Prior to the late 1960's, sociological theory was surrounded by an overwhelming preponderance of men--in terms of published writings, university professors, graduate students, professional organizations, and in research centers. The contemporary women's movement of the late 1960's challenged this trend by asking questions such as: Why shouldn't there be more women professors, graduate students, researchers, and theorists?
Since this time, professional organizations have seen a dramatic increase in women memberships, but the number of women in leadership roles has been disappointing. It is not surprising that feminist concerns have suffered from this kind of benign neglect. This volume is an attempt to reverse the trend and to make feminist concerns a top priority in sociological theory. The aims of this volume are: to bring theoretical efforts of feminist scholarship into the mainstream, to illuminate the directions of theoretical work currently in progress, and to encourage more thinking and writing about feminist implications in sociological theory.
Contributing to this volume are some of the leading figures in feminist research--Jessie Bernard, Rose L. Coser, and Joan Acker.
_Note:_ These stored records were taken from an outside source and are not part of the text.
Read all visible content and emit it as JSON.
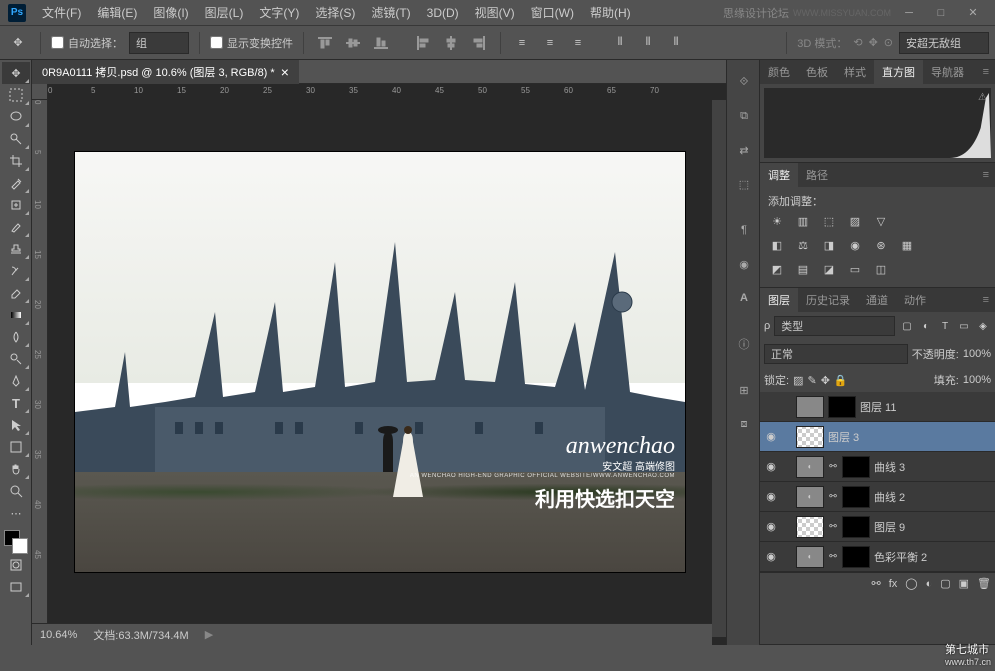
{
  "menu": [
    "文件(F)",
    "编辑(E)",
    "图像(I)",
    "图层(L)",
    "文字(Y)",
    "选择(S)",
    "滤镜(T)",
    "3D(D)",
    "视图(V)",
    "窗口(W)",
    "帮助(H)"
  ],
  "titlebar_brand": "思缘设计论坛",
  "options": {
    "auto_select": "自动选择：",
    "auto_select_val": "组",
    "show_transform": "显示变换控件",
    "d3_mode": "3D 模式：",
    "d3_val": "安超无敌组"
  },
  "doc": {
    "tab": "0R9A0111 拷贝.psd @ 10.6% (图层 3, RGB/8) *"
  },
  "ruler_h": [
    "0",
    "5",
    "10",
    "15",
    "20",
    "25",
    "30",
    "35",
    "40",
    "45",
    "50",
    "55",
    "60",
    "65",
    "70"
  ],
  "ruler_v": [
    "0",
    "5",
    "10",
    "15",
    "20",
    "25",
    "30",
    "35",
    "40",
    "45"
  ],
  "watermark": {
    "script": "anwenchao",
    "cn": "安文超 高端修图",
    "sub": "AN WENCHAO HIGH-END GRAPHIC OFFICIAL WEBSITE/WWW.ANWENCHAO.COM",
    "big": "利用快选扣天空"
  },
  "status": {
    "zoom": "10.64%",
    "doc": "文档:63.3M/734.4M"
  },
  "panel_histogram": {
    "tabs": [
      "颜色",
      "色板",
      "样式",
      "直方图",
      "导航器"
    ],
    "active": 3
  },
  "panel_adjust": {
    "tabs": [
      "调整",
      "路径"
    ],
    "active": 0,
    "label": "添加调整："
  },
  "panel_layers": {
    "tabs": [
      "图层",
      "历史记录",
      "通道",
      "动作"
    ],
    "active": 0,
    "filter": "类型",
    "blend": "正常",
    "opacity_l": "不透明度:",
    "opacity_v": "100%",
    "lock_l": "锁定:",
    "fill_l": "填充:",
    "fill_v": "100%",
    "rows": [
      {
        "eye": "",
        "name": "图层 11",
        "thumb": "img",
        "mask": true
      },
      {
        "eye": "◉",
        "name": "图层 3",
        "thumb": "chk",
        "mask": false,
        "sel": true
      },
      {
        "eye": "◉",
        "name": "曲线 3",
        "thumb": "adj",
        "mask": true,
        "link": true
      },
      {
        "eye": "◉",
        "name": "曲线 2",
        "thumb": "adj",
        "mask": true,
        "link": true
      },
      {
        "eye": "◉",
        "name": "图层 9",
        "thumb": "chk",
        "mask": true,
        "link": true
      },
      {
        "eye": "◉",
        "name": "色彩平衡 2",
        "thumb": "adj",
        "mask": true,
        "link": true
      }
    ]
  },
  "site_wm": "第七城市",
  "site_url": "www.th7.cn"
}
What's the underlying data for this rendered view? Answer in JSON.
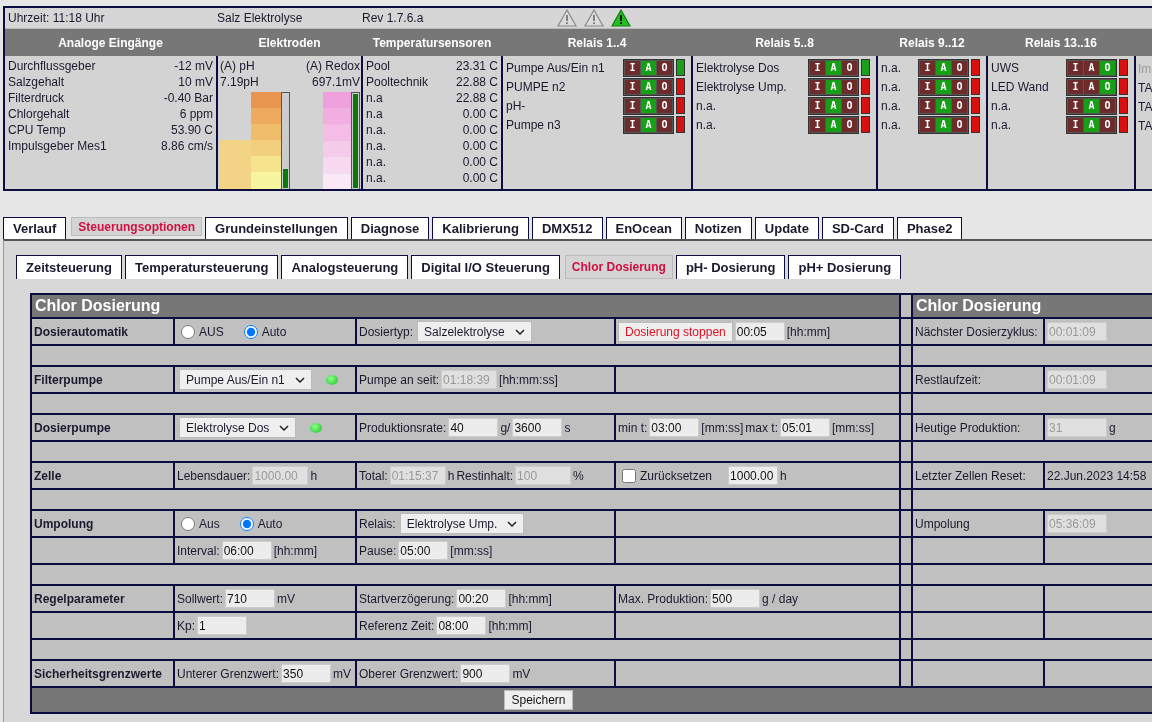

It should be of interest to feminist scholars, as well as students and professionals in the areas of sociology, political science, social theory, and gender studies.
"Smith, Acker, and others are leading figures within the feminine discourse."